Courtney :)


(orange_mms) #10

I honestly can't remember the brand names of the old syringes I used, sorry. If the walgreens brand are the same guage and short needle, I'm not sure if she would notice a difference by using the BD brand instead. The only thing you can do is try if you're willing to pay for the syringes yourself. Also if try them and she likes them better your doctor may be able to call the insurance company and request BD brand only, it's worth a shot. After I was diagnosed my mom every once in a while would let me do my own injections (with her supervising of course) to see how I dealt with it. I would say maybe let her do it herself but it might be tough only using her buttocks as her site. I started doing my own injections by age 8. I just asked my mom and she told me that I didn't complain too much about getting my shots, just on occassion.
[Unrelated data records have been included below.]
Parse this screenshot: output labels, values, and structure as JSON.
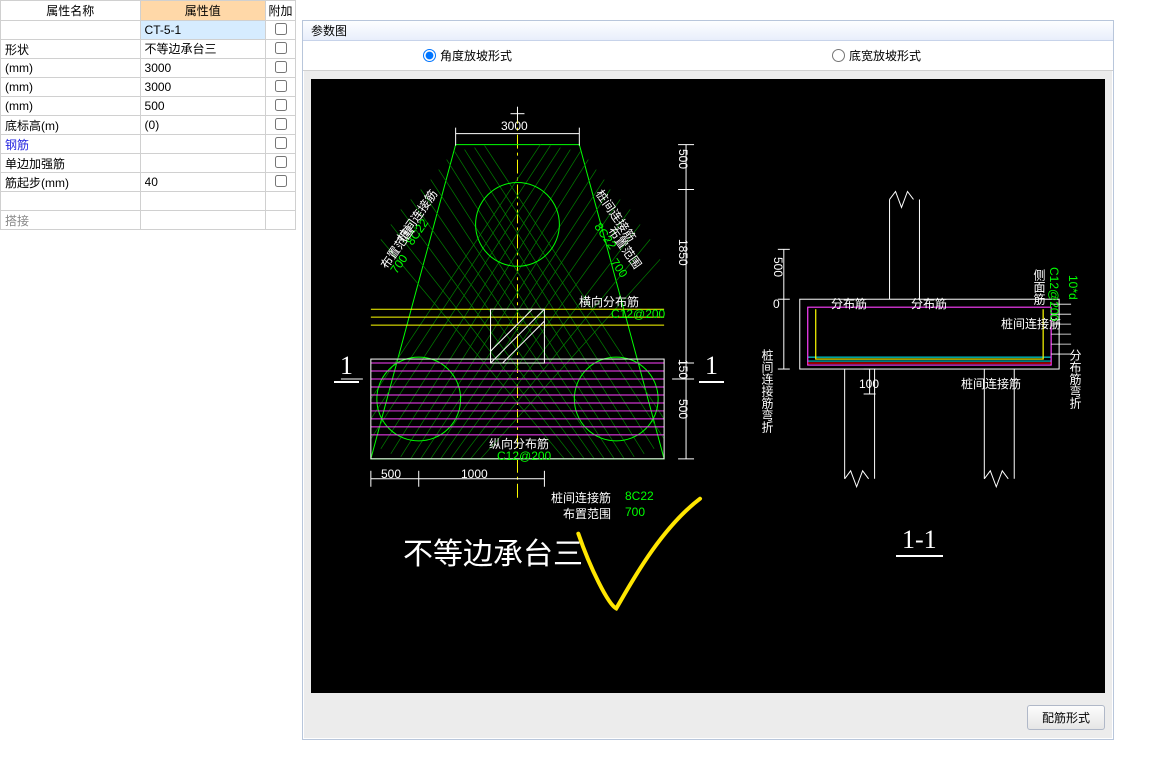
{
  "prop": {
    "header_name": "属性名称",
    "header_value": "属性值",
    "header_extra": "附加",
    "code_value": "CT-5-1",
    "rows": [
      {
        "name": "形状",
        "value": "不等边承台三"
      },
      {
        "name": "(mm)",
        "value": "3000"
      },
      {
        "name": "(mm)",
        "value": "3000"
      },
      {
        "name": "(mm)",
        "value": "500"
      },
      {
        "name": "底标高(m)",
        "value": "(0)"
      },
      {
        "name": "钢筋",
        "value": "",
        "blue": true
      },
      {
        "name": "单边加强筋",
        "value": ""
      },
      {
        "name": "筋起步(mm)",
        "value": "40"
      },
      {
        "name": "",
        "value": ""
      },
      {
        "name": "搭接",
        "value": "",
        "grey": true
      }
    ]
  },
  "dlg": {
    "title": "参数图",
    "radio1": "角度放坡形式",
    "radio2": "底宽放坡形式",
    "button": "配筋形式"
  },
  "diagram": {
    "top_dim": "3000",
    "right_dims": [
      "500",
      "1850",
      "150",
      "500"
    ],
    "bottom_1": {
      "a": "500",
      "b": "1000"
    },
    "plan_labels": {
      "left_name": "桩间连接筋",
      "left_spec": "8C22",
      "left_range": "布置范围",
      "left_range_v": "700",
      "right_name": "桩间连接筋",
      "right_spec": "8C22",
      "right_range": "布置范围",
      "right_range_v": "700",
      "horiz": "横向分布筋",
      "horiz_spec": "C12@200",
      "vert": "纵向分布筋",
      "vert_spec": "C12@200",
      "bottom_name": "桩间连接筋",
      "bottom_spec": "8C22",
      "bottom_range": "布置范围",
      "bottom_range_v": "700",
      "section_mark": "1"
    },
    "title_left": "不等边承台三",
    "section_right": {
      "title": "1-1",
      "left_dim": [
        "500",
        "0"
      ],
      "dist1": "分布筋",
      "dist2": "分布筋",
      "side": "侧面筋",
      "side_spec": "C12@200",
      "lap": "10*d",
      "pile_conn_top": "桩间连接筋",
      "pile_conn_bottom": "桩间连接筋",
      "left_label": "桩间连接筋弯折",
      "right_label": "分布筋弯折",
      "inner_dim": "100"
    }
  }
}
Being a child with diabetes can be very scary and stressful. I agree with amy that tension could be a part of her pain. If you're tense then your muscles tighten causing some uncomfortable feelings. Maybe try to find a way to distract her by making her laugh, get one of those stress balls for her to squeeze, perhaps let her give a baby doll a shot while she is getting one, just a few suggestions. One other thing I did that I remember very clear was I kept all of my syringe tubes and plungers for like 2 yrs., my parents put the cap back on and broke the needle off before I could have them. I know it may seem weird that I would do that but I was so proud of my collection. I showed everyone who came to visit that I was a big girl, lol. Eventually I threw them away. My parents felt the same way you do about seeing your child suffer. My mom says it got a little easier over time once I accepted that diabetes was a part of my life. I was in and out of the hospital with ear surgery (6 times) also while dealing with my diabetes until I was 9 yrs. old. I had one surgery that had failed and they had run some tests to find out why, that's actually how they found out I was a T1D. We spent lots of time at Children's Hospital in Pittsburgh,Pa. Good Luck.

Ps. Have you thought of sending her to a diabetes camp? They're great, I went for 3 summers. It is a chance for her to be around kids her age with T1D, it teaches you how to deal with life as a diabetic. I used to go and teach other kids how to give their own injections : ) We did camping, singing, exercise, swam, icking ( natural clay pits kinda like a big play doh pit), arts and crafts.


(Debbiefran) #11

I agree the one touch lacet devise was very painful...  I am using the BD lancet devise and the one touch 28 gauge lancets and it isn't as bad as the one touch lacet devise...  I would like to get the most painfree one on the market...  I will look into the Accu-check lancet devise...  The pen is alot  less painful than the syringe? How much are you paying for the pen and the insulin that goes with it?  I might consider the pen instead of the syringe...  I plan on going to either the omnipod or the pump within the next year...  Maybe try the omnipod first then maybe the pump...

Thanks for the advise....


(cdavid1) #12

[quote user="Debbiefran"]

 The pen is alot  less painful than the syringe? How much are you paying for the pen and the insulin that goes with it?  I might consider the pen instead of the syringe... 

Thanks for the advise....

[/quote]

It is a lot less painful, I don't know really why though. The insulin comes in the pen so you buy the box which is usually 5 pens. I couldn't tell you how much it costs since my parents take care of my medical expenses for now, but I don't think it's that expensive. 


(Debbiefran) #13

Thanks for the information Courney on the pen...  I will serously look into using the pen instead of the syringe..

 


(Debbiefran) #14

Hi Amy,

I am sure that her being stressed out doesn't help...  There are no support groups in my area for young children with diabetes..  I wish that there was one...  Thanks for the time that you are sharing your experiences with me...

Debbie


(cdavid1) #15

You're welcome! Good luck with it!